Problem:
In your answer, repeat each line of the data exactly.

Given data:
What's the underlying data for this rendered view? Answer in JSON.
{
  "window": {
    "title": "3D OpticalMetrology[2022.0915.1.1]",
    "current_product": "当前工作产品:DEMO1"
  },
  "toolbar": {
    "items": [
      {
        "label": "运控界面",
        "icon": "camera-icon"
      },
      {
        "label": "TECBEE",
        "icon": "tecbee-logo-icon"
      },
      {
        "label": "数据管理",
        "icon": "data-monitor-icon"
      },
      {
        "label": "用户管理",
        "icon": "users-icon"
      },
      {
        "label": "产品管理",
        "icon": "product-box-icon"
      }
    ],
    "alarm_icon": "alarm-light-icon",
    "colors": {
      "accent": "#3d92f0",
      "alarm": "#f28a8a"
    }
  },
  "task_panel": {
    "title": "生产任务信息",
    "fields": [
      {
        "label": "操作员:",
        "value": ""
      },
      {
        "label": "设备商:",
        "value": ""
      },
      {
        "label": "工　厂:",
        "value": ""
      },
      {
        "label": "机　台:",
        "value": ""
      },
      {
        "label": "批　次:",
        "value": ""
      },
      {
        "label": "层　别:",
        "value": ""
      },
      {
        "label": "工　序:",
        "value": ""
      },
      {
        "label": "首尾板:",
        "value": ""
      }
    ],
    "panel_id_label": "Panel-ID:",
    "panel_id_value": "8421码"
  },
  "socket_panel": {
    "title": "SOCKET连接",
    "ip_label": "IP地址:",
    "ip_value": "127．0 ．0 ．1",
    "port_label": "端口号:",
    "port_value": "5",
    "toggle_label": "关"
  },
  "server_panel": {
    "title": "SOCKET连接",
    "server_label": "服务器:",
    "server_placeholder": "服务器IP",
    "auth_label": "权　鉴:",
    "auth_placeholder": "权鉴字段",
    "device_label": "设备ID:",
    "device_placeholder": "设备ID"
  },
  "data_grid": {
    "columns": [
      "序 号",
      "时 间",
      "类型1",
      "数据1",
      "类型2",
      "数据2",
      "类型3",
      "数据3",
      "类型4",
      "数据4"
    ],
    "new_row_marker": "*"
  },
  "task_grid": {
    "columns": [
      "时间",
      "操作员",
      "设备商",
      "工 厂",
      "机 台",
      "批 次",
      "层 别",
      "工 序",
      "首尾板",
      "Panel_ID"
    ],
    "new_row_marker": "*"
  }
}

Expected answer:
What's the underlying data for this rendered view? Answer in JSON.
{
  "window": {
    "title": "3D OpticalMetrology[2022.0915.1.1]",
    "current_product": "当前工作产品:DEMO1"
  },
  "toolbar": {
    "items": [
      {
        "label": "运控界面",
        "icon": "camera-icon"
      },
      {
        "label": "TECBEE",
        "icon": "tecbee-logo-icon"
      },
      {
        "label": "数据管理",
        "icon": "data-monitor-icon"
      },
      {
        "label": "用户管理",
        "icon": "users-icon"
      },
      {
        "label": "产品管理",
        "icon": "product-box-icon"
      }
    ],
    "alarm_icon": "alarm-light-icon",
    "colors": {
      "accent": "#3d92f0",
      "alarm": "#f28a8a"
    }
  },
  "task_panel": {
    "title": "生产任务信息",
    "fields": [
      {
        "label": "操作员:",
        "value": ""
      },
      {
        "label": "设备商:",
        "value": ""
      },
      {
        "label": "工　厂:",
        "value": ""
      },
      {
        "label": "机　台:",
        "value": ""
      },
      {
        "label": "批　次:",
        "value": ""
      },
      {
        "label": "层　别:",
        "value": ""
      },
      {
        "label": "工　序:",
        "value": ""
      },
      {
        "label": "首尾板:",
        "value": ""
      }
    ],
    "panel_id_label": "Panel-ID:",
    "panel_id_value": "8421码"
  },
  "socket_panel": {
    "title": "SOCKET连接",
    "ip_label": "IP地址:",
    "ip_value": "127．0 ．0 ．1",
    "port_label": "端口号:",
    "port_value": "5",
    "toggle_label": "关"
  },
  "server_panel": {
    "title": "SOCKET连接",
    "server_label": "服务器:",
    "server_placeholder": "服务器IP",
    "auth_label": "权　鉴:",
    "auth_placeholder": "权鉴字段",
    "device_label": "设备ID:",
    "device_placeholder": "设备ID"
  },
  "data_grid": {
    "columns": [
      "序 号",
      "时 间",
      "类型1",
      "数据1",
      "类型2",
      "数据2",
      "类型3",
      "数据3",
      "类型4",
      "数据4"
    ],
    "new_row_marker": "*"
  },
  "task_grid": {
    "columns": [
      "时间",
      "操作员",
      "设备商",
      "工 厂",
      "机 台",
      "批 次",
      "层 别",
      "工 序",
      "首尾板",
      "Panel_ID"
    ],
    "new_row_marker": "*"
  }
}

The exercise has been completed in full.